“I think they present a lot of challenges,” Florida State’s head coach said. “You’ve got a guy like that who has another year under his belt and is that savvy, and has that much talent, you’ll have to bring your ‘A’ game again.”
It may take an A-plus game in every phase to upend the Seminoles on Saturday. For NC State, that means winning the turnover battle and limiting big plays when the defense is on the field. In its losses to Tennessee and Miami, the Wolfpack has a minus-nine turnover margin. It was plus-seven in the three games that it won.
On defense, State was torched for a total of 14 ‘explosive plays’ (plays that cover 20 yards or more) in the losses to the Volunteers and Hurricanes. Even All-American corner David Amerson, who set an ACC record with 13 interceptions last season, had several balls thrown over his head in those two disappointing defeats.
“In the secondary we’ve made a lot of mistakes and allowed things that shouldn’t have happened to happen,” said senior safety Earl Wolff. “He’s (Amerson) a competitor and we’re all competitors and we’re going to continue to fight.”
Dangerous as a runner and passer, the 6-5, 240-pound Manuel looks more like a tight end than a quarterback, but his career completions percentage of 67% proves his passing acumen.
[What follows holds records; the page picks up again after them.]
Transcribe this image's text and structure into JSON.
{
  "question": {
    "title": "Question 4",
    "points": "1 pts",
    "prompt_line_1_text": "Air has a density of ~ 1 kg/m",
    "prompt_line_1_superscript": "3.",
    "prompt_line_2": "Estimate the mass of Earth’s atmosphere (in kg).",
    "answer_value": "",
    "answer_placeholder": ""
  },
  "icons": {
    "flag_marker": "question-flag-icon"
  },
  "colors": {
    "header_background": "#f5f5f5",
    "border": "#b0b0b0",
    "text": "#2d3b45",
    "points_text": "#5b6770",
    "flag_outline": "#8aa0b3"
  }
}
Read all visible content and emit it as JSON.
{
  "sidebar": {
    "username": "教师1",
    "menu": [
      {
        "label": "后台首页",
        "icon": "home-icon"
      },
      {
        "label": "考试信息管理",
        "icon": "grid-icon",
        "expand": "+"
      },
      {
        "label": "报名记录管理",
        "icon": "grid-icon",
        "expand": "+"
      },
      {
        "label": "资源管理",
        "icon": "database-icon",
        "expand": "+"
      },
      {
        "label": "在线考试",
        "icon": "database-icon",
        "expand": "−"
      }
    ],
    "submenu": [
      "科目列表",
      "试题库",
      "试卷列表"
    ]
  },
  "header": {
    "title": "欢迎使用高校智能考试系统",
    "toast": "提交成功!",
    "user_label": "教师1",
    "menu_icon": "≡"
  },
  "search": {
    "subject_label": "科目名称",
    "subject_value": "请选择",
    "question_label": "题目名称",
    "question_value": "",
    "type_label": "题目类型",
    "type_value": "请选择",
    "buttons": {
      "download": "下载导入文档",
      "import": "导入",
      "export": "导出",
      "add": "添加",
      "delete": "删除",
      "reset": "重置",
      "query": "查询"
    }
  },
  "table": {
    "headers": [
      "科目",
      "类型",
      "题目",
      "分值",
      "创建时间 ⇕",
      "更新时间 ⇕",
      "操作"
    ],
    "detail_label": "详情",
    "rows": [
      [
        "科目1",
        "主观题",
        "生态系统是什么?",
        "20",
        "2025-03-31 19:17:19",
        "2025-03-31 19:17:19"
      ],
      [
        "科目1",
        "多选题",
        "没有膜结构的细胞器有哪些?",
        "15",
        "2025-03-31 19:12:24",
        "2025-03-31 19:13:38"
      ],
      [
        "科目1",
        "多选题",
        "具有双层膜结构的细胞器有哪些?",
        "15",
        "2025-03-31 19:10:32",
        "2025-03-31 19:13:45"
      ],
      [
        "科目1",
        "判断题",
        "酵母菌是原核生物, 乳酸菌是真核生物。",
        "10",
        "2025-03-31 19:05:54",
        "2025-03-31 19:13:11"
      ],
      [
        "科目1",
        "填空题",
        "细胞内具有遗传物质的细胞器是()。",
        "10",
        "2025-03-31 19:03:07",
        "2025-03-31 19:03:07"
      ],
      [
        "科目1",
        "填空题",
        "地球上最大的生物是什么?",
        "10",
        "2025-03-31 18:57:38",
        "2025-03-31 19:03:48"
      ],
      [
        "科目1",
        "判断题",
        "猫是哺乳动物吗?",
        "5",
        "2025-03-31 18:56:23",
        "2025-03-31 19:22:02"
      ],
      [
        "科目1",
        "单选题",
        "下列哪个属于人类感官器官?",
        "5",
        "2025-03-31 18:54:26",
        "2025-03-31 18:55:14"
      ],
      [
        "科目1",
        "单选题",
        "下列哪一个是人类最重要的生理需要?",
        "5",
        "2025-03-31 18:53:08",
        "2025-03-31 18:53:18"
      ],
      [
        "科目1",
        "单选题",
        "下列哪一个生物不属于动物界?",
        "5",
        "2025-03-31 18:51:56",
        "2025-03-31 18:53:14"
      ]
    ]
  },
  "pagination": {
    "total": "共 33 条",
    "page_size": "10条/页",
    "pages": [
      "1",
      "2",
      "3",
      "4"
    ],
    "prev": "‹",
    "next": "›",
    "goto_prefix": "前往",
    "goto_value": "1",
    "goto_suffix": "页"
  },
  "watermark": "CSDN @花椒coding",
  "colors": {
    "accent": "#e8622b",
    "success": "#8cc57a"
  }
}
Big-play running backs Chris Thompson and James Wilder Jr. will put a lot of pressure on the entire NC State defense, as will a bevy of speedy, talented receivers.
The Wolfpack’s assignment sounds ominous. But then again, the challenge seemed every bit as daunting back in 1998.
“I feel like everyone is up to the level of the competition,” Wolff said. “We’ll have a great crowd and we’re playing at home. I wouldn’t ask to be anywhere else. The crowd is going to stay in it and we’re going to stay in it. It should be a fight all four quarters.”
The Wolfpack Sports Network will begin its broadcast day on Saturday with “Inside Wolfpack Sports,” which will air at 8:30 a.m. on MASN and Fox Sports South. This week’s show will feature a preview of the NC State-Florida State football game along with part two of an interview with men’s basketball coach Mark Gottfried.
Radio coverage from Carter-Finley Stadium opens with the ‘Mathews Motors Countdown to Kickoff” at 6 p.m. To follow the Wolfpack Sports Network on Twitter and to forward questions to game announcers, visit @packradio. Fans can also submit questions to game analyst Johnny Evans by going here.